Everything I Never Told You by Celeste Ng
Host: Sharon Rosenberg, Senior Product Designer
This portrait of a Chinese-American family in a small town in late-1970s Ohio as they process the sudden and mysterious death of their daughter is both riveting and moving. There’s a lot going on here, as themes about parenthood, race, sexuality, and community intersect in darkly beautiful ways. The conclusion of the book drew several different interpretations, just within our little group. I haven’t wanted to holler at characters in a book this much in a long time.
The Sympathizer by Viet Thanh Nguyen
Politico-historical tragi-comedic mystery?
Host: Vinh Dinh, iOS Developer
And this is where we are today. The Sympathizer plays out as the coerced recollections of a North Vietnamese agent embedded among the staff of a South Vietnamese general who flees to the United States when the communists take Saigon. It’s a fascinating look at a situation that most of us in the west know from a purely western perspective. The book won the Pulitzer, the Carnegie, the Edgar for best first novel, and a list of other prestigious awards. I can’t wait to hear what everyone else in the club has to say about it.

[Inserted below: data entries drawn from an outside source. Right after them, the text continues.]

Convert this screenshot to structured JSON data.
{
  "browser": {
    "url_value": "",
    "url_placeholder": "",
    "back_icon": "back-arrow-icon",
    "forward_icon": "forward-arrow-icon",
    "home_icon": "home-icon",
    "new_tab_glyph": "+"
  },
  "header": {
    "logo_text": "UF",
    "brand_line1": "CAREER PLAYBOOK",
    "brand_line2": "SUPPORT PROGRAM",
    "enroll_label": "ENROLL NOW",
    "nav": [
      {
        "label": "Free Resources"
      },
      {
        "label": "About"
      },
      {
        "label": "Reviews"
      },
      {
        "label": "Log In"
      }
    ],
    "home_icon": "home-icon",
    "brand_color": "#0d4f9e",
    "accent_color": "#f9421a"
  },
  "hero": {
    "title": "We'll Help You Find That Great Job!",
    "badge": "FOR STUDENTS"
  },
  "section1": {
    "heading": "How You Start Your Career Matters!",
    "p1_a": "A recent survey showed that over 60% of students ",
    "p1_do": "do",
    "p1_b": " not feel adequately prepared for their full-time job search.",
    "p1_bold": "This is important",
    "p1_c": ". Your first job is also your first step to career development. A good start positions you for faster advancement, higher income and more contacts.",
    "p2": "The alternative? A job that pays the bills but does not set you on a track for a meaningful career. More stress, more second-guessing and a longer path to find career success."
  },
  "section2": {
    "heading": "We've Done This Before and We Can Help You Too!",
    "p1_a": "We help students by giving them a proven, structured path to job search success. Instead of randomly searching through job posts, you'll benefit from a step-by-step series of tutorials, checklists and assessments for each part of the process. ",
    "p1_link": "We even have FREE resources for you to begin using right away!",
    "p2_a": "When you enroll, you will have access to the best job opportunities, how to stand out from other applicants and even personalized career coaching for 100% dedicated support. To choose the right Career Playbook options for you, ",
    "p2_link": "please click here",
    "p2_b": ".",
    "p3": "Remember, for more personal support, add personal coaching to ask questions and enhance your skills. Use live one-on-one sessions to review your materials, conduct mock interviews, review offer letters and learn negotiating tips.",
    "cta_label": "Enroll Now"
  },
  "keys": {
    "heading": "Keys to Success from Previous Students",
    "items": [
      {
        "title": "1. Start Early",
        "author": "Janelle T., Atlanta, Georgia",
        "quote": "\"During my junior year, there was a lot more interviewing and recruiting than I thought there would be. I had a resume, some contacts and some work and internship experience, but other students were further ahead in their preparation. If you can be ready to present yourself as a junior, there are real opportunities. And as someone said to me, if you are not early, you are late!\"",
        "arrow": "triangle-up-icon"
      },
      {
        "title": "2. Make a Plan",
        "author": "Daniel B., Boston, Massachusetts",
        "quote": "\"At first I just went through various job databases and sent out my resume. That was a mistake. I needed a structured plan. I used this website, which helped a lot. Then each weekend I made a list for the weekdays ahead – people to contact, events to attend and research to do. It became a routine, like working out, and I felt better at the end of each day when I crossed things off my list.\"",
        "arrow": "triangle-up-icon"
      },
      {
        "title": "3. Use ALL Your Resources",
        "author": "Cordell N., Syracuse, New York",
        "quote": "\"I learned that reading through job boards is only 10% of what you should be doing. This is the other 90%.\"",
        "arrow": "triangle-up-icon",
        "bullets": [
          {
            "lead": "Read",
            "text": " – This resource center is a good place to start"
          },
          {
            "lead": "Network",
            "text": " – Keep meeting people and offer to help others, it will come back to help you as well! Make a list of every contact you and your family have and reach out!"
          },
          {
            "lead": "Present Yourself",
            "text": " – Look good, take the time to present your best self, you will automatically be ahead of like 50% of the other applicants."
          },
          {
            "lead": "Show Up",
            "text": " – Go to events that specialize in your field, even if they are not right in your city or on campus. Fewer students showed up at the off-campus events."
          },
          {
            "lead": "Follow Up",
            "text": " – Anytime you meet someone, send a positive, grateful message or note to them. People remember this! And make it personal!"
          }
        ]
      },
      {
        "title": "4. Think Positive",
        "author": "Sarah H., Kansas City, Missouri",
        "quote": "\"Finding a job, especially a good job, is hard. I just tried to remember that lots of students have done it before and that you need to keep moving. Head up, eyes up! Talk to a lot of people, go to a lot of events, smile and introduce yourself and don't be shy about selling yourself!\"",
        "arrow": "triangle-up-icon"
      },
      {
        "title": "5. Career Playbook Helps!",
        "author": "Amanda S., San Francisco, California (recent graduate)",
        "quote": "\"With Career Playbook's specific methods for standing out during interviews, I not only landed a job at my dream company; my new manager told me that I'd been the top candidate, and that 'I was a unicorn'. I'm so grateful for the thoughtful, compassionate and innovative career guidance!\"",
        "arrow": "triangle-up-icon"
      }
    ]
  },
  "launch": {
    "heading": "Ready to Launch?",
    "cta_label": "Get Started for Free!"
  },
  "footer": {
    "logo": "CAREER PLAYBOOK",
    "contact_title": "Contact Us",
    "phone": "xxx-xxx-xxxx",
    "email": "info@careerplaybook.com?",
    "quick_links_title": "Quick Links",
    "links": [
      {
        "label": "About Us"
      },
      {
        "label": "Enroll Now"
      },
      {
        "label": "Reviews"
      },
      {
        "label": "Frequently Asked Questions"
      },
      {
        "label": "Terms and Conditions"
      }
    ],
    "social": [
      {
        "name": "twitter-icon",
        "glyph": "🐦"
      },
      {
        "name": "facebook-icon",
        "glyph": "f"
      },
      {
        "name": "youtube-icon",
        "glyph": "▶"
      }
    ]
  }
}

I’ll admit to some trepidation when we were putting the 1SE book club together. I’ve always found reading to be a profoundly private experience, and while I generally enjoy discussing books I’ve read with others, I had imagined a book club as something more like assigned reading in school. I was also hesitant about reading books I hadn’t picked myself, and some of what we’ve read is stuff I would never have pulled off the shelf on my own. I still can’t imagine how Emily deals with multiple book clubs, but I’m sure glad to be a part of this one. The varying tastes and perspectives, the weird things I glossed over but that stuck in someone else’s mind, the exchange of interpretations, ideas, and feelings – these are all valuable things that add amazing depth to the experience of reading a book.